For example, with regards to the polarized photons mentioned earlier that Allen Aspect used to verify the quantum mechanical interpretation of entanglement his theory tells us that because photons must always be moving at the speed of light they can never be separated with respect to an external observer no matter how far apart he or she perceives them to be.
This is because he tells that that there are no preferred reference frames by which one can measure distance. Therefore, one must not only view the separation of a photon with respect to an observer who was external to them but must also look at that separation from a photonâ€™s perspective.
However, his theory tells the distance between the two photons A and B would be defined by their relative speed with respect to an observer.
Specifically, he told us that it would be defined by
Yet, this tell us that the separation between two photons moving at the speed of light from their perspective would be zero no matter how far apart they might be from the perspective of an observer in a laboratory because according to the concepts of relativity one can view the photons as being stationary and the observers as moving at the velocity of light.
Therefore, according to Einstein’s theory all photons which are traveling at the speed of light are entangled with all other paired photons no matter how far apart or “spacelike” separated they may appear to be to ALL observers.
In other words, the inequities in the measurements made on ALL REPEAT ALL pairs of photons should be violated in a world containing the physical reality of Einstein’s theories because they will influence each other no matter how far they may be separated when viewed from a reference frame other than a photon’s, such as a laboratory.
Up until now we only have addressed the entanglement of photons that are moving at the speed of light. However, the same the relativistic properties of motion can be applied to explain the entanglement of other particles that are not moving at that speed.
This is because quantum mechanics defines the composition of matter in terms of its wave particle duality. More specifically, as was shown in the previously article “Quantum mechanics in a nutshellâ€¦Donâ€™t look: waves. Look: particles“ Dec. 1, 2015 it assumes that before an observation is made matter is propagated though space in terms of its wave properties and only after being observed does it present its particle properties.
In other words, in Quantum Mechanics matter has an extended volume while moving through space which is directly related to the wavelength associated with its particle properties.
This means the wavelengths of two particles in motion will overlap and be entangled if the separation between the end points of an observation as measured from their perspective is less that the wavelength of those particles.
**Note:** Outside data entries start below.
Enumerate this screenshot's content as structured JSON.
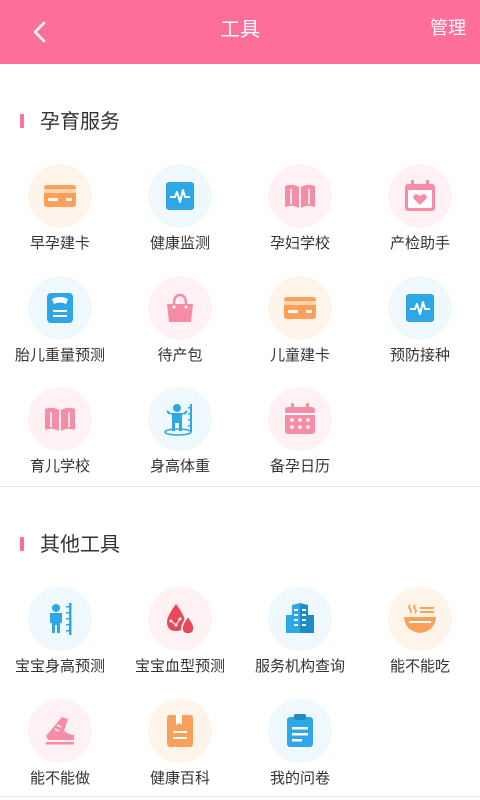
{
  "header": {
    "title": "工具",
    "manage_label": "管理"
  },
  "sections": [
    {
      "title": "孕育服务",
      "items": [
        {
          "label": "早孕建卡",
          "icon": "card-icon",
          "color": "#f9a05a"
        },
        {
          "label": "健康监测",
          "icon": "heartbeat-monitor-icon",
          "color": "#2ea7e6"
        },
        {
          "label": "孕妇学校",
          "icon": "open-book-icon",
          "color": "#f78ca7"
        },
        {
          "label": "产检助手",
          "icon": "calendar-heart-icon",
          "color": "#f78ca7"
        },
        {
          "label": "胎儿重量预测",
          "icon": "scale-icon",
          "color": "#2ea7e6"
        },
        {
          "label": "待产包",
          "icon": "handbag-icon",
          "color": "#f78ca7"
        },
        {
          "label": "儿童建卡",
          "icon": "card-icon",
          "color": "#f9a05a"
        },
        {
          "label": "预防接种",
          "icon": "heartbeat-monitor-icon",
          "color": "#2ea7e6"
        },
        {
          "label": "育儿学校",
          "icon": "open-book-icon",
          "color": "#f78ca7"
        },
        {
          "label": "身高体重",
          "icon": "child-height-icon",
          "color": "#2ea7e6"
        },
        {
          "label": "备孕日历",
          "icon": "calendar-icon",
          "color": "#f78ca7"
        }
      ]
    },
    {
      "title": "其他工具",
      "items": [
        {
          "label": "宝宝身高预测",
          "icon": "height-ruler-icon",
          "color": "#2ea7e6"
        },
        {
          "label": "宝宝血型预测",
          "icon": "blood-drop-icon",
          "color": "#e9485b"
        },
        {
          "label": "服务机构查询",
          "icon": "building-icon",
          "color": "#2ea7e6"
        },
        {
          "label": "能不能吃",
          "icon": "noodle-bowl-icon",
          "color": "#f9a05a"
        },
        {
          "label": "能不能做",
          "icon": "shoe-icon",
          "color": "#f78ca7"
        },
        {
          "label": "健康百科",
          "icon": "document-icon",
          "color": "#f9a05a"
        },
        {
          "label": "我的问卷",
          "icon": "clipboard-icon",
          "color": "#2ea7e6"
        }
      ]
    }
  ]
}
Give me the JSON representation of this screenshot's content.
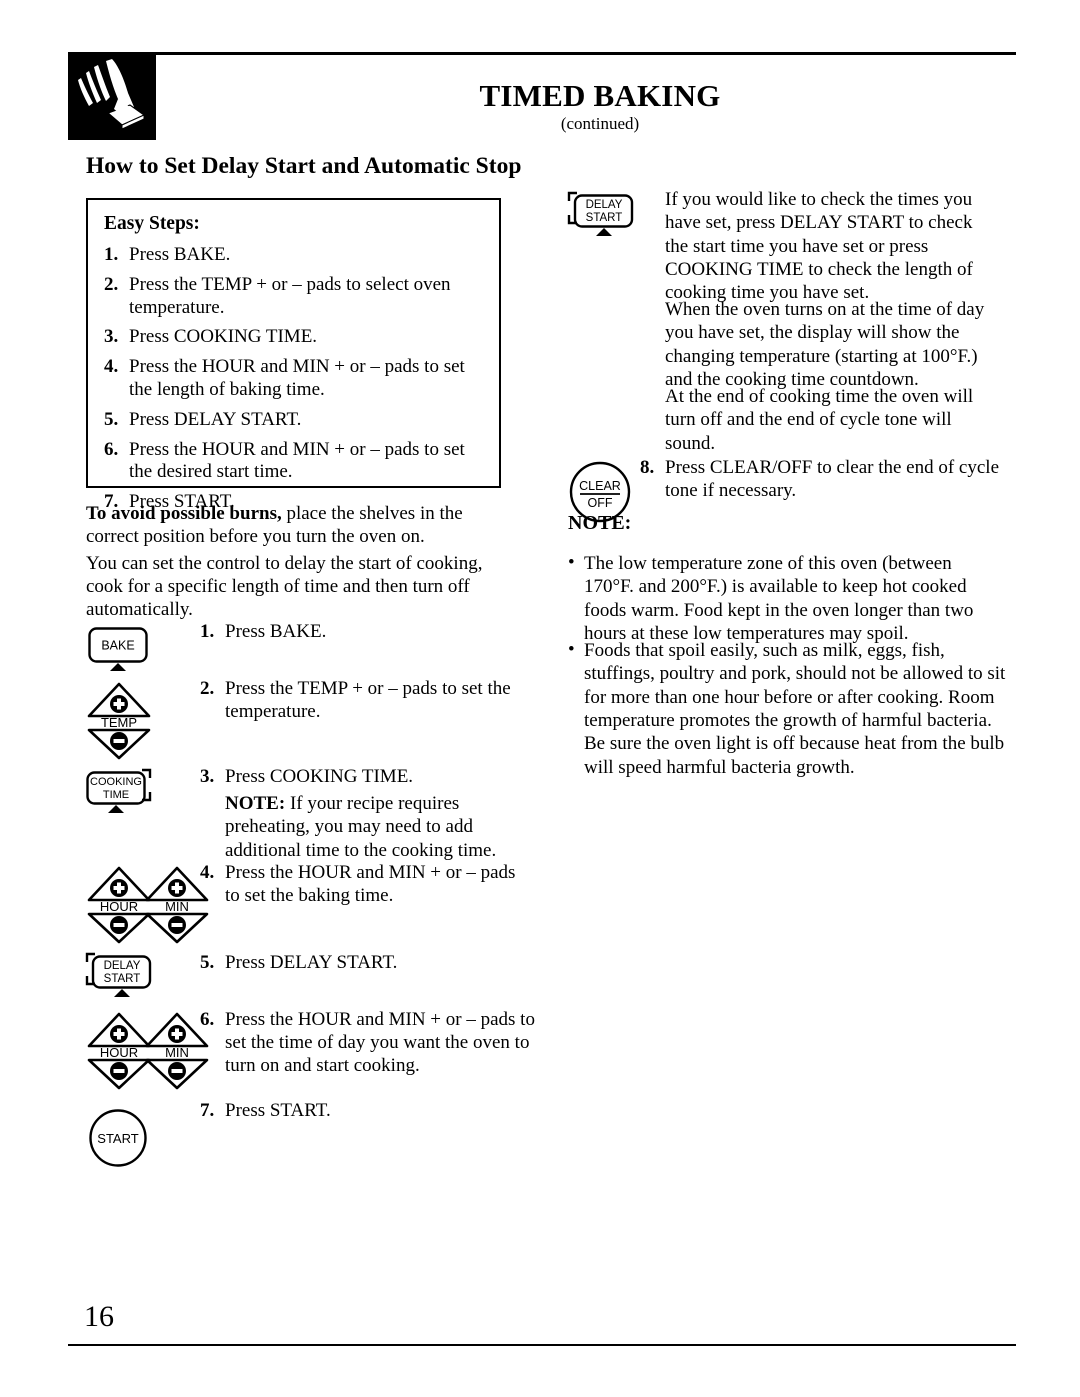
{
  "header": {
    "icon": "hand-pressing-button-icon",
    "title": "TIMED BAKING",
    "subtitle": "(continued)",
    "section_title": "How to Set Delay Start and Automatic Stop"
  },
  "easy_steps": {
    "heading": "Easy Steps:",
    "items": [
      {
        "num": "1.",
        "text": "Press BAKE."
      },
      {
        "num": "2.",
        "text": "Press the TEMP + or – pads to select oven temperature."
      },
      {
        "num": "3.",
        "text": "Press COOKING TIME."
      },
      {
        "num": "4.",
        "text": "Press the HOUR and MIN + or – pads to set the length of baking time."
      },
      {
        "num": "5.",
        "text": "Press DELAY START."
      },
      {
        "num": "6.",
        "text": "Press the HOUR and MIN + or – pads to set the desired start time."
      },
      {
        "num": "7.",
        "text": "Press START."
      }
    ]
  },
  "warning": {
    "bold_lead": "To avoid possible burns,",
    "rest": " place the shelves in the correct position before you turn the oven on."
  },
  "intro": "You can set the control to delay the start of cooking, cook for a specific length of time and then turn off automatically.",
  "instructions": [
    {
      "num": "1.",
      "text": "Press BAKE.",
      "pad": "BAKE"
    },
    {
      "num": "2.",
      "text": "Press the TEMP + or – pads to set the temperature.",
      "pad": "TEMP"
    },
    {
      "num": "3.",
      "text": "Press COOKING TIME.",
      "pad": "COOKING TIME",
      "note_bold": "NOTE:",
      "note_rest": " If your recipe requires preheating, you may need to add additional time to the cooking time."
    },
    {
      "num": "4.",
      "text": "Press the HOUR and MIN + or – pads to set the baking time.",
      "pad": "HOUR/MIN"
    },
    {
      "num": "5.",
      "text": "Press DELAY START.",
      "pad": "DELAY START"
    },
    {
      "num": "6.",
      "text": "Press the HOUR and MIN + or – pads to set the time of day you want the oven to turn on and start cooking.",
      "pad": "HOUR/MIN"
    },
    {
      "num": "7.",
      "text": "Press START.",
      "pad": "START"
    }
  ],
  "pads": {
    "bake": "BAKE",
    "temp": "TEMP",
    "cooking_time_line1": "COOKING",
    "cooking_time_line2": "TIME",
    "hour": "HOUR",
    "min": "MIN",
    "delay_line1": "DELAY",
    "delay_line2": "START",
    "start": "START",
    "clear_line1": "CLEAR",
    "clear_line2": "OFF"
  },
  "right_column": {
    "para1": "If you would like to check the times you have set, press DELAY START to check the start time you have set or press COOKING TIME to check the length of cooking time you have set.",
    "para2": "When the oven turns on at the time of day you have set, the display will show the changing temperature (starting at 100°F.) and the cooking time countdown.",
    "para3": "At the end of cooking time the oven will turn off and the end of cycle tone will sound.",
    "step8_num": "8.",
    "step8_text": "Press CLEAR/OFF to clear the end of cycle tone if necessary.",
    "note_heading": "NOTE:",
    "note_bullets": [
      "The low temperature zone of this oven (between 170°F. and 200°F.) is available to keep hot cooked foods warm. Food kept in the oven longer than two hours at these low temperatures may spoil.",
      "Foods that spoil easily, such as milk, eggs, fish, stuffings, poultry and pork, should not be allowed to sit for more than one hour before or after cooking. Room temperature promotes the growth of harmful bacteria. Be sure the oven light is off because heat from the bulb will speed harmful bacteria growth."
    ]
  },
  "footer": {
    "page_number": "16"
  }
}
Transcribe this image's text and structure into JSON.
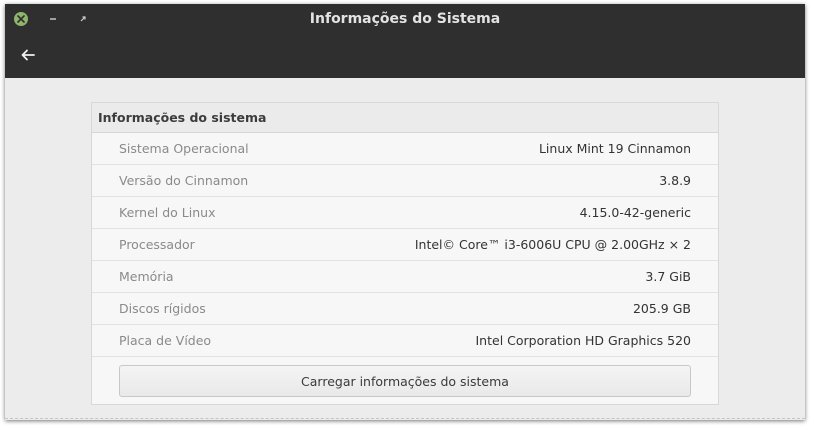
{
  "window": {
    "title": "Informações do Sistema",
    "controls": {
      "close_icon": "close-icon",
      "minimize_icon": "minimize-icon",
      "maximize_icon": "maximize-icon"
    },
    "back_icon": "back-arrow-icon"
  },
  "panel": {
    "header": "Informações do sistema",
    "rows": [
      {
        "label": "Sistema Operacional",
        "value": "Linux Mint 19 Cinnamon"
      },
      {
        "label": "Versão do Cinnamon",
        "value": "3.8.9"
      },
      {
        "label": "Kernel do Linux",
        "value": "4.15.0-42-generic"
      },
      {
        "label": "Processador",
        "value": "Intel© Core™ i3-6006U CPU @ 2.00GHz × 2"
      },
      {
        "label": "Memória",
        "value": "3.7 GiB"
      },
      {
        "label": "Discos rígidos",
        "value": "205.9 GB"
      },
      {
        "label": "Placa de Vídeo",
        "value": "Intel Corporation HD Graphics 520"
      }
    ],
    "button_label": "Carregar informações do sistema"
  },
  "colors": {
    "titlebar": "#2f2f2f",
    "window_bg": "#ececec",
    "close_button": "#8fb56b"
  }
}
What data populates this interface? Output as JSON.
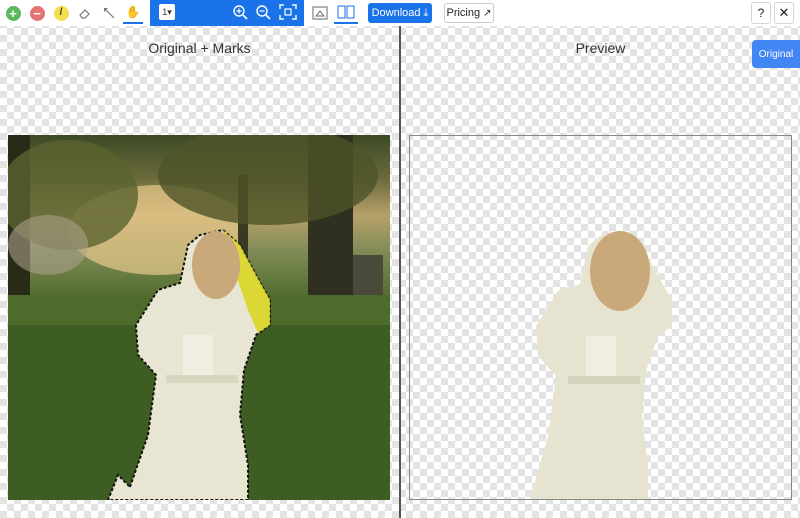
{
  "toolbar": {
    "tools": [
      {
        "name": "add-mark",
        "icon": "plus-circle-icon",
        "color": "#5cb85c",
        "glyph": "+"
      },
      {
        "name": "remove-mark",
        "icon": "minus-circle-icon",
        "color": "#e57373",
        "glyph": "−"
      },
      {
        "name": "pencil",
        "icon": "pencil-icon",
        "color": "#f4e04d",
        "glyph": "/"
      },
      {
        "name": "eraser",
        "icon": "eraser-icon",
        "color": "#888888",
        "glyph": ""
      },
      {
        "name": "lasso",
        "icon": "lasso-icon",
        "color": "#888888",
        "glyph": ""
      },
      {
        "name": "pan",
        "icon": "hand-icon",
        "color": "#333333",
        "glyph": "✋"
      }
    ],
    "brush_size_value": "1",
    "zoom_in_icon": "zoom-in-icon",
    "zoom_out_icon": "zoom-out-icon",
    "fit_icon": "fit-screen-icon",
    "view_single_icon": "single-view-icon",
    "view_split_icon": "split-view-icon",
    "download_label": "Download",
    "pricing_label": "Pricing",
    "help_label": "?",
    "close_label": "✕",
    "accent": "#1a73e8"
  },
  "panels": {
    "left_title": "Original + Marks",
    "right_title": "Preview"
  },
  "side_button_label": "Original"
}
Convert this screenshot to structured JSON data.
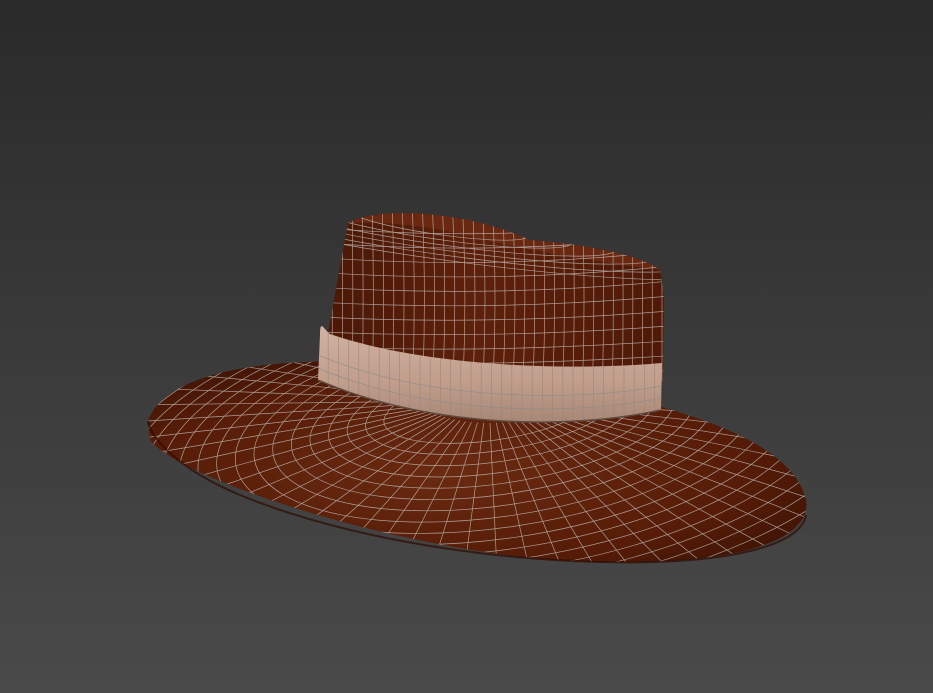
{
  "viewport": {
    "background_top": "#2a2a2a",
    "background_bottom": "#4a4a4a",
    "display_mode": "shaded-wireframe"
  },
  "model": {
    "object": "hat",
    "body_color": "#5a1d08",
    "body_shadow_color": "#3a1203",
    "body_highlight_color": "#7a3318",
    "band_color": "#c4a08d",
    "band_shadow_color": "#8f7262",
    "wire_color": "#c9c9c9"
  }
}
However, as mentioned earlier Einstein tells us that we must use this theory to derive the separation of two moving particles from their perspective and not from the prospective of observers in a laboratory.
Therefore, even though particles may appear to be separated from the view point of a laboratory observer they may not be separated from the view point of the particles that are moving with respect to those observers because of an overlap of their wave properties..
In other words, one does not have to break one of the most hard-and-fast rules of classical physics and Einstein theories: that no information can be transmitted faster than the speed of light because one can use his classical theories to explain how and why particles that appear to be separated can communicate instantaneously.
The illusion is not that entanglement of two spatial separated particles from the perspective of the observers in Allen Aspect experiment mentioned earlier does not exist. The illusion is that entanglement is not the result of the quantum mechanical properties of matter but instead is the result of the physical reality of Einstein’s Theory of Relativity because it tells us that the separation of particles must be measured from their perspective and not from the perspective of an observer in a laboratory.
Copyright Jeffrey O’Callaghan 2020